- Services of an expert guide leading the group on a motorcycle
- Services of a local bilingual local expert throughout the trip (riding in the support vehicle)
- Support vehicle throughout the tour, carrying luggage and spare parts, tools, etc.
- All expenses (room, meals, fuel, etc.) of the staff
- Domestic flights within Turkey (Istanbul – Van – Istanbul)
- Domestic flight in Iran (Shiraz to Tabriz)
- Trucking of motorcycles from Istanbul to Van and back
- Trucking of motorcycles from Shiraz to Tabriz
- Guided sightseeing tours (by coach) in Tehran, Isfahan, Shiraz, Yazd, Tabriz

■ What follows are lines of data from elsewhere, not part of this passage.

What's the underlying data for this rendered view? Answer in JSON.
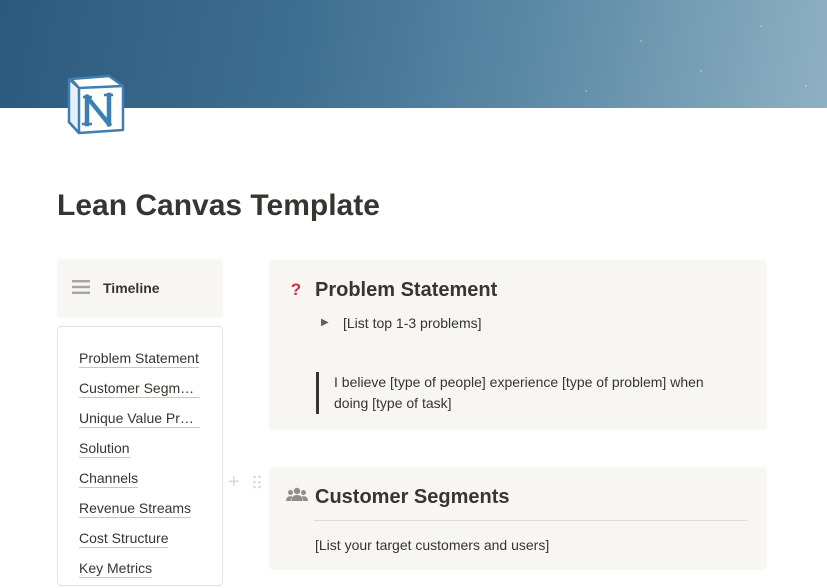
{
  "page": {
    "title": "Lean Canvas Template",
    "icon": "notion-logo-icon"
  },
  "sidebar": {
    "timeline": {
      "label": "Timeline",
      "icon": "list-icon"
    },
    "toc": [
      {
        "label": "Problem Statement"
      },
      {
        "label": "Customer Segments"
      },
      {
        "label": "Unique Value Proposition"
      },
      {
        "label": "Solution"
      },
      {
        "label": "Channels"
      },
      {
        "label": "Revenue Streams"
      },
      {
        "label": "Cost Structure"
      },
      {
        "label": "Key Metrics"
      }
    ]
  },
  "blocks": [
    {
      "heading": "Problem Statement",
      "icon": "question-mark-icon",
      "toggle": "[List top 1-3 problems]",
      "quote": "I believe [type of people] experience [type of problem] when doing [type of task]"
    },
    {
      "heading": "Customer Segments",
      "icon": "people-icon",
      "body": "[List your target customers and users]"
    }
  ],
  "colors": {
    "text": "#37352f",
    "callout_bg": "#f7f6f3",
    "question_red": "#c5303a",
    "cover_start": "#2c5a7e",
    "cover_end": "#8fb0c2"
  }
}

- Entrance fees to all sites during guided tours
- Transfer from Istanbul Airport to hotel on Day 1
Price does not include:
- International airfare to/from Turkey
- Meals not included in the itinerary
- Gratuities to staff (motorcycle guide, Iranian guide, support vehicle driver)
- Fuel for motorcycles
- Personal expenses
- We will avoid a 3 day round trip from Istanbul to Van and back by trucking the motorcycles. Riding back to Turkish border would add another 4 long day , so we send the bikes on a truck and fly internally in Iran.
- We only include liability insurance as collision coverage in Iran is not available. Therefore the riders will be responsible for all damages to the motorcycle.
- There is an amazing amount of paperwork (Carnet de Passage, power of attorney, translations of all paperwork into Persian, etc.) required to enter rental motorcycles into Iran and we will complete this on your behalf, although we need a great deal of time for this.
- In the event of a breakdown or an accident, we will load the motorcycle on the van and the rider will ride in the support vehicle.